Lean into those old-time traditions
While walking and minding my own business the other day, I turned a corner and met with a visual assault. A towering yellow, rectangular creature with round black glasses waved at me. What are they called again? Oh, yes. Minions, as in flunky, lackey, underling and other subordinations. Lo, inflatables have appeared.
What in the despicable state of affairs do minions have to do with the holidays? I thought my neighbor’s giant corgi was obnoxious, save for its Santa hat, but this grinning, bespectacled tube of Velveeta made me wish I had a pitchfork handy. We’ve endured nearly a year’s worth of sustained whining and mewling this year, so I’ll stop there with the negative.
To celebrate the hope this time of year brings, I hang a large star, a sign that boldly declares JOY, though not of my own making, two giant snowflakes and one trumpeting angel, all shining stubbornly from various windows.
The deeper we dive into winter and an end to a particularly cruel year, the more I lean into traditions of old. Not just for oldsters, the populace in general seems to be hearkening back for something solid to grasp — something of value. Though there may be fewer family members with us to share in the old ways, reminiscing about those holly jolly days brings a smile and knowledge that they’re not gone forever. Some memories I could do without, however.
I recall one year when I was miscast as an angel in the church nativity play. The woman in charge of costumes took her calling seriously. She wrapped a sheet, an angel undergarment, around my chest so securely that I passed out. I had the foresight and lack of oxygen to do this while yet backstage. It would have been bad form to keel over during a celestial visitation, which is normally the job of the visitee.
A favorite part of our family tradition means baking. My grandmother Goby was famous for her date nut roll. There’s a picture of her in a red dress, smiling and squeezing excess moisture from the dough before rolling. She candied nuts, made peanut brittle, and perfected sugar cookies, supplying us with love-infused goodies well into her 90s. Before I joined her in Oregon, my family received a much-anticipated Christmas box wrapped in brown craft paper and tied with twine.

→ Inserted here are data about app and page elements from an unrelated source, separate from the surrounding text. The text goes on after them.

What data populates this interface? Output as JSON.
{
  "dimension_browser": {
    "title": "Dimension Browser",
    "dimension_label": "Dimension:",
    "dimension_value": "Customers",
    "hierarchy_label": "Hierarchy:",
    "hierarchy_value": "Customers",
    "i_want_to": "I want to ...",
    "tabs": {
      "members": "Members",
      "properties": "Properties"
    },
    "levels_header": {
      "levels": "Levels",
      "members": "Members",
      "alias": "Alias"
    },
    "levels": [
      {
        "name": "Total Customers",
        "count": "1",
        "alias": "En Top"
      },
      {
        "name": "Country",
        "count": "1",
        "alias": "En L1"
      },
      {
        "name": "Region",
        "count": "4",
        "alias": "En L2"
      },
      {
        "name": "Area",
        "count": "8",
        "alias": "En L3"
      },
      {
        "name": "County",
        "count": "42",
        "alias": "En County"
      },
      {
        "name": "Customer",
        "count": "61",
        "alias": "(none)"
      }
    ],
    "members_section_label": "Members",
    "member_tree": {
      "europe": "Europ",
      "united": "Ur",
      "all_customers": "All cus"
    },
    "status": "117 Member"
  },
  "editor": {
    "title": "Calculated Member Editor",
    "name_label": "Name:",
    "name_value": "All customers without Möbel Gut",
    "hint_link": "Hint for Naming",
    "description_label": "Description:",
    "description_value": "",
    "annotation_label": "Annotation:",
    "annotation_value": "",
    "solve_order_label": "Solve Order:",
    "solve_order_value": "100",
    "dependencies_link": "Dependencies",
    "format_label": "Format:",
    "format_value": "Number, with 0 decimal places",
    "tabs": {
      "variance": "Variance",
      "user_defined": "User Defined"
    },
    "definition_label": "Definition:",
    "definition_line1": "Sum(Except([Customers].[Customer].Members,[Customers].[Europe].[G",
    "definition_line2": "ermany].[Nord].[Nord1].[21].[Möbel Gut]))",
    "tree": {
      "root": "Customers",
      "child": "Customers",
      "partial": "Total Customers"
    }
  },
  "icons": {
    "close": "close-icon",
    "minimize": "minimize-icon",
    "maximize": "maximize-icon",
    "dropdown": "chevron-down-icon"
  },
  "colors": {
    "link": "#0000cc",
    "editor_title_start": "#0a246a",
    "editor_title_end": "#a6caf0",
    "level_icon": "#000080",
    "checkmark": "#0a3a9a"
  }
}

Baking is therapeutic, especially during challenging times. I plug in old movies while I work, making mini loaves of coffee cake and cranberry orange bread, butter cookies shaped by vintage cookie cutters (our family standby), snowballs, and, ever on the search for newcomers, maple pecan cookies, discovered two years ago.
Since I’m not planning to attend a cookie exchange, I thought I’d share my family snowball recipe. Feel free to email your favorites. Most cookie enthusiasts have some version of this cookie, also known as Russian teacakes and Mexican wedding cookies, but I accidentally discovered an ingredient that amped up the irresistible factor.
I double this recipe and mix with my (sanitized) hands.
1 cup flour
1/2 teaspoon salt
1/2 cup shortening
1/2 cup powdered sugar
1 cup ground pecans
1- 1/2 teaspoons vanilla
More powdered sugar for rolling.
Roll into balls and bake in a 350-degree oven for 10-12 minutes. Roll in powdered sugar when cool.
The fortunate accident occurred when I ground the pecans in my coffee bean grinder, with coffee residue inside. The subtle added flavor was a hit.
Shopping small is a fun and edifying way to connect with neighboring shopkeepers. Businesses I visited recently include Las Palmas for takeout, Willowcreek Gifts, The Pot Rack, Blue Door Garden Store and Cerberus Coffee for a great mocha, all in Jacksonville. Also, Crackin & Stackin for the elusive buckwheat pancakes, and Talon Grill in Eagle Point where chef Jeff has the chops (and other sumptuous dishes). The historic Butte Creek Mill millstones are grinding once more. Visit its website or Facebook page to order commemorative packages of flour and pancake mix to help raise what’s needed to finish the interior and open her up to the public at last.
Peggy Dover is a freelance writer. Reach her at firstname.lastname@example.org.